But I’ve plugged it back in, and since I had to get a new computer about a year ago, apparently this one can handle both the dual monitors and the tablet, so hooray! We’re back in business.

Except, of course, that I find there’s a bit of a learning curve drawing with the tablet. See for yourself.

landsquid sketches

(They’re light because the class recommends sketching in a light color so they’re easier to “ink” later.)

I’m trying out different eyes, obviously–the center one is the way I’ve always drawn landsquid (for almost ten years now–wow!) but I’ve always found it a bit hard to do expressions. Any preferences on the eyes? I kind of like the anime-style ones (far left) but I’m not sure they’re any better expression-wise. But the ones with pupils look weird to me.

I don’t know. Even when I was using the wacom before, I never found it as natural to use as just drawing on a piece of paper. So we’ll see if it gets better.

Anyway, thanks for understanding, squiders. Red Mars on Tuesday even if it kills me, and more outlining on Thurs–wait, Thanksgiving. Um, Friday.

Reminder to Move Your CreateSpace Books (and the Promised Landsquid)

First, landsquid!

Ghost Landsquid

Boo!

Secondly, I wanted to remind everyone who has been using CreateSpace that the service is closing, and if you haven’t yet, you should look at moving your paperbacks over to KDP (which is replacing it). Amazon will eventually automatically move everyone who’s left.

There have been some issues with the transfer–some people have reported that their metadata got lost in the move. Mine transferred, but it’s worth going through, since, depending on when you published the book on CreateSpace, you get more categories/keywords over at KDP. Plus it doesn’t hurt to occasionally book them to make sure your book is placed appropriately.

See you next week, Squiders!

Under the Weather

uuuuugh, school’s barely been going for a week and they’ve already brought germs home.

So in celebration of my face being full of snot, have a landsquid. He looks how I feel.

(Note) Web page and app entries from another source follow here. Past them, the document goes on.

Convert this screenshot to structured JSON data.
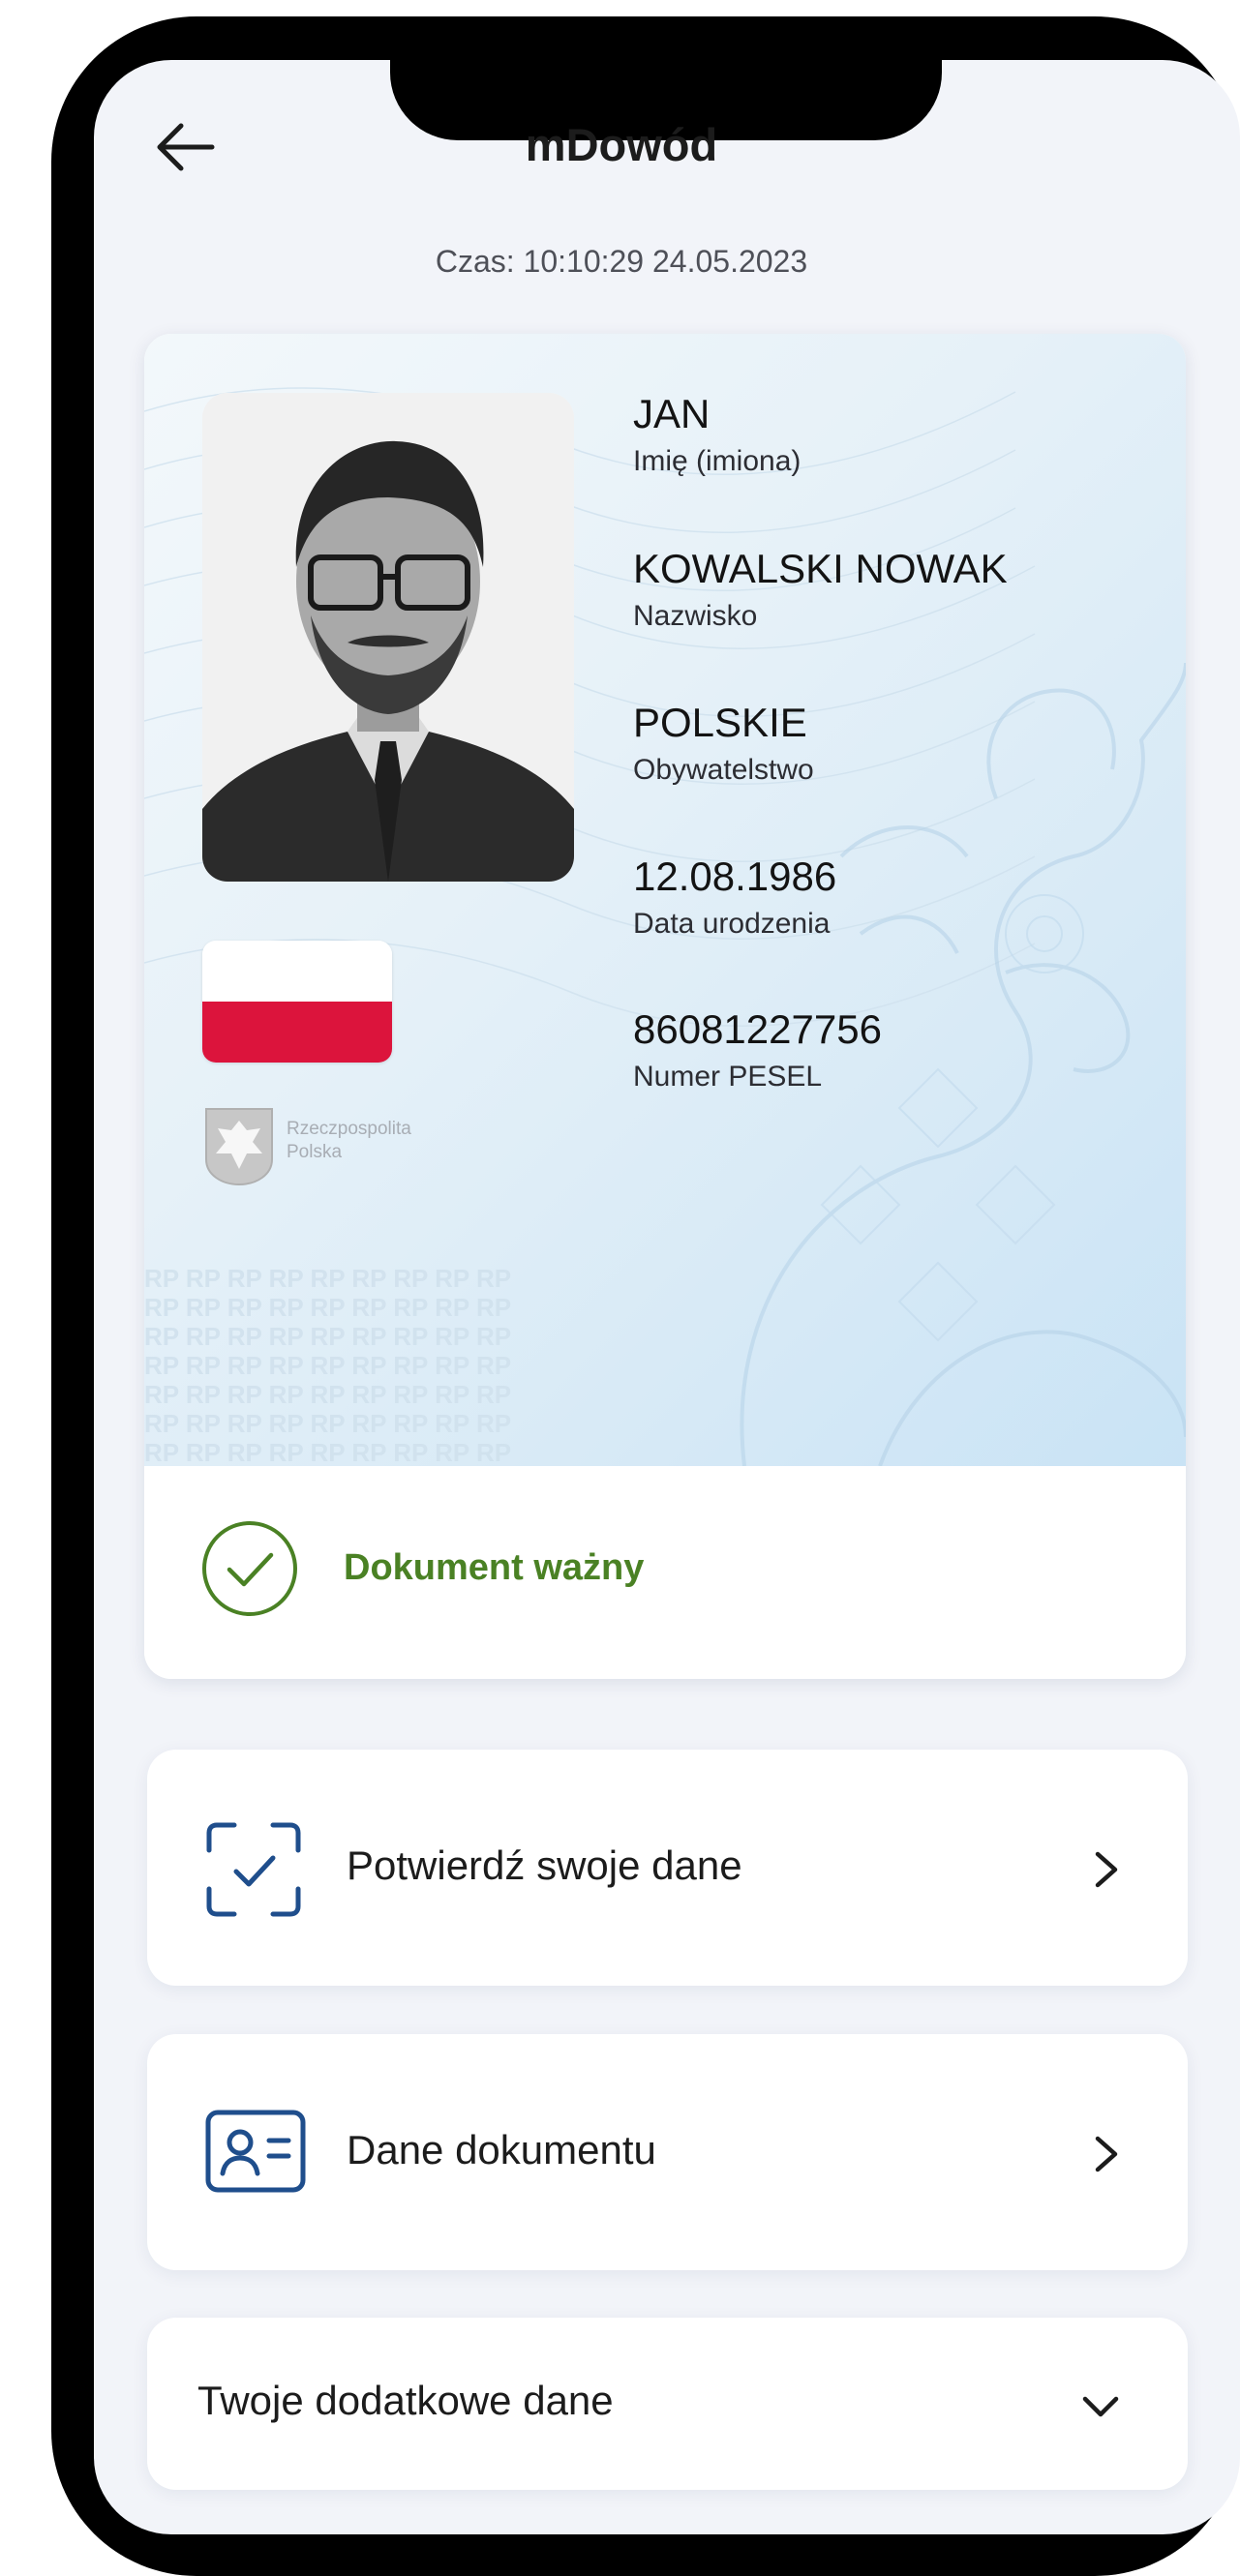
{
  "header": {
    "title": "mDowód",
    "time": "Czas: 10:10:29 24.05.2023"
  },
  "id_card": {
    "fields": [
      {
        "value": "JAN",
        "label": "Imię (imiona)"
      },
      {
        "value": "KOWALSKI NOWAK",
        "label": "Nazwisko"
      },
      {
        "value": "POLSKIE",
        "label": "Obywatelstwo"
      },
      {
        "value": "12.08.1986",
        "label": "Data urodzenia"
      },
      {
        "value": "86081227756",
        "label": "Numer PESEL"
      }
    ],
    "emblem_text_line1": "Rzeczpospolita",
    "emblem_text_line2": "Polska",
    "watermark_text": "RP RP RP RP RP RP RP RP RP",
    "status": "Dokument ważny"
  },
  "actions": {
    "confirm_label": "Potwierdź swoje dane",
    "document_data_label": "Dane dokumentu",
    "additional_label": "Twoje dodatkowe dane"
  },
  "colors": {
    "accent_blue": "#1f4e8c",
    "valid_green": "#4a8124",
    "flag_red": "#dc143c"
  }
}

sick landsquid

I’ll see you Thursday, squiders, unless I have to go in for jury duty. In which case, I probably won’t. See you, I mean.